§ Assignment: The response must contain every line below in which "value" appears.

[Website and app data records]
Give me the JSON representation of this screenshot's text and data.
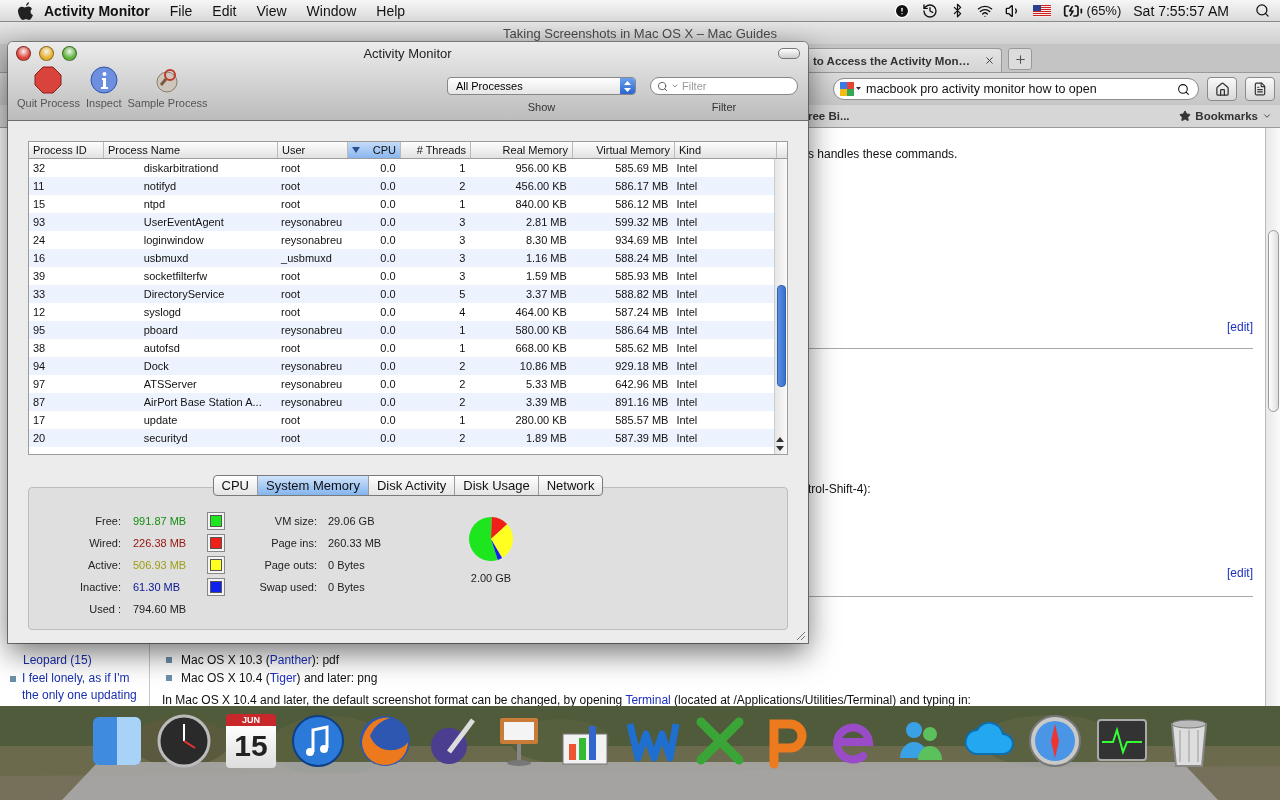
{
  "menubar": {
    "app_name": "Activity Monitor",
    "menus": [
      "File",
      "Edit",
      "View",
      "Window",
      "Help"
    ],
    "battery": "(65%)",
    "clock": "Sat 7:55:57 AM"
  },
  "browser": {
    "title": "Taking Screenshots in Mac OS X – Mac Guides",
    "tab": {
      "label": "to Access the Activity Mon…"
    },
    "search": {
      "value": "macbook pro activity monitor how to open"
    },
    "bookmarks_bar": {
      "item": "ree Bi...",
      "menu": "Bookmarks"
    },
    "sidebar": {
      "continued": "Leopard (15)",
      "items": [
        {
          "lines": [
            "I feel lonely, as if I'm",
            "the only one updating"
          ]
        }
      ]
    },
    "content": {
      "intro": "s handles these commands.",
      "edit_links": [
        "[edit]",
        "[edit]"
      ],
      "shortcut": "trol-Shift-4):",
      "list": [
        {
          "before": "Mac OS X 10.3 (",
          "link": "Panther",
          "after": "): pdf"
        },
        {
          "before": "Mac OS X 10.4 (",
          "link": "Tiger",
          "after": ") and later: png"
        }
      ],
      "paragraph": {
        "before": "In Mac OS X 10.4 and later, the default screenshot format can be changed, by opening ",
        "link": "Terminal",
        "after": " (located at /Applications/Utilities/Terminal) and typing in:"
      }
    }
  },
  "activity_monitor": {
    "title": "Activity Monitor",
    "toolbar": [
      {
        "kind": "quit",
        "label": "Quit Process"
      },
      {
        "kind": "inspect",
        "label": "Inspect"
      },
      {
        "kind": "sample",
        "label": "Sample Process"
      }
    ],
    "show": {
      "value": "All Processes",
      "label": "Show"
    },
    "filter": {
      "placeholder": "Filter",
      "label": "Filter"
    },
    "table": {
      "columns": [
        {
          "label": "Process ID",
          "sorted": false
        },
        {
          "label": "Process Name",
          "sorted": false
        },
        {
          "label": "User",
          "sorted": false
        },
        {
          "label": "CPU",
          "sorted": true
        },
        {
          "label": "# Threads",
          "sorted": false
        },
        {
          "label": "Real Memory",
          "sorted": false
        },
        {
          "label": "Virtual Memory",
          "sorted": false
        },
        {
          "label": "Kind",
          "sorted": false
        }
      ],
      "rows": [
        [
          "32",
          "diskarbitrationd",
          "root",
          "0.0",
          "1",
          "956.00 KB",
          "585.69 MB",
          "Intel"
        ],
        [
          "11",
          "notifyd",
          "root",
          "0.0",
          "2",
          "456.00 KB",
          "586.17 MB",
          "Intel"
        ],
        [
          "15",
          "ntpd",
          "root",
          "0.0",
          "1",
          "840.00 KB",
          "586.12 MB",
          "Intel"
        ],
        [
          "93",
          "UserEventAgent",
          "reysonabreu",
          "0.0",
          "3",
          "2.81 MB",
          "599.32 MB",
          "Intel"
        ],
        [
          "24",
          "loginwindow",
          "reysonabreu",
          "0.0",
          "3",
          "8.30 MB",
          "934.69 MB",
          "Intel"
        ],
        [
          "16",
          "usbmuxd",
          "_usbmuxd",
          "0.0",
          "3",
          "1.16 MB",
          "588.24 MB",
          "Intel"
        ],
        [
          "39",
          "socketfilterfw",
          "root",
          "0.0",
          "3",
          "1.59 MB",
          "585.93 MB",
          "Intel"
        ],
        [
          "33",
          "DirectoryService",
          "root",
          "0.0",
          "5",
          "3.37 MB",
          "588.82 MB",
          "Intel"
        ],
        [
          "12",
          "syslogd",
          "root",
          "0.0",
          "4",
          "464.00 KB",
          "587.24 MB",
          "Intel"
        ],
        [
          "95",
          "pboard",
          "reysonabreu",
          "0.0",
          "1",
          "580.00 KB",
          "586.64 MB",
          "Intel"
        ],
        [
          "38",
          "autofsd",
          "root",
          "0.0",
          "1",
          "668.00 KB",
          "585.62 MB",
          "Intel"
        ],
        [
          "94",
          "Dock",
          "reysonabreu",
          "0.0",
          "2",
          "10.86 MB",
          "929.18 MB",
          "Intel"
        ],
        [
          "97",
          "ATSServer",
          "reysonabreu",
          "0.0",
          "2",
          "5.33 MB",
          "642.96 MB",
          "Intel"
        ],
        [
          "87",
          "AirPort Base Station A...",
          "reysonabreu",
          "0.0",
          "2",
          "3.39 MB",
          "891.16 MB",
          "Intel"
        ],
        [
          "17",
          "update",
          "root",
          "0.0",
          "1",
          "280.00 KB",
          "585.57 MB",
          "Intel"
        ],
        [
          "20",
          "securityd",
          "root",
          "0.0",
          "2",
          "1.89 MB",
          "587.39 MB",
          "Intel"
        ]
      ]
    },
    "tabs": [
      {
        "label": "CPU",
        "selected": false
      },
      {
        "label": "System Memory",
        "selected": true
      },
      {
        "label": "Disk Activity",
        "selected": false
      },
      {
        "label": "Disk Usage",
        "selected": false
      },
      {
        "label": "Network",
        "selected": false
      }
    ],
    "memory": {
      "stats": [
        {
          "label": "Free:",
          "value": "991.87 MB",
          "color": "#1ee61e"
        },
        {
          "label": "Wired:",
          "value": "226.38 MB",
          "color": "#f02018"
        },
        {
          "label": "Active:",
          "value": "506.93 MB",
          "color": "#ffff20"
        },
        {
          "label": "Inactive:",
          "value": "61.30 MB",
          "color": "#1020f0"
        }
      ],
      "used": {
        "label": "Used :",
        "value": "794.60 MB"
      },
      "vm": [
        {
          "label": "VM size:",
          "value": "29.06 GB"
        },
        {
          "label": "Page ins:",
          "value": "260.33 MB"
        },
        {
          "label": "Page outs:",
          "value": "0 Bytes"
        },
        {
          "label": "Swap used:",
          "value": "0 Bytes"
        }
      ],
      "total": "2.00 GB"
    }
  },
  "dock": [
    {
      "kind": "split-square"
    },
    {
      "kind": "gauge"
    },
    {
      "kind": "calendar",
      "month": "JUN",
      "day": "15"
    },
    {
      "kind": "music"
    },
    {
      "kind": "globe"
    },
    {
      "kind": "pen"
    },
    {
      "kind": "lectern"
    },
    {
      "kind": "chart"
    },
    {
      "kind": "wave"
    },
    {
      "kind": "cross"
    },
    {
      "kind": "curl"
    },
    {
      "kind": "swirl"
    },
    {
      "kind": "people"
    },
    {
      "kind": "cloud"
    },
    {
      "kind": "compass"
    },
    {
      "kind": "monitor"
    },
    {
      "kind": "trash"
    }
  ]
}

§ Output of the exercise:
      "value": "macbook pro activity monitor how to open"
      "value": "All Processes",
          "value": "991.87 MB",
          "value": "226.38 MB",
          "value": "506.93 MB",
          "value": "61.30 MB",
        "value": "794.60 MB"
          "value": "29.06 GB"
          "value": "260.33 MB"
          "value": "0 Bytes"
          "value": "0 Bytes"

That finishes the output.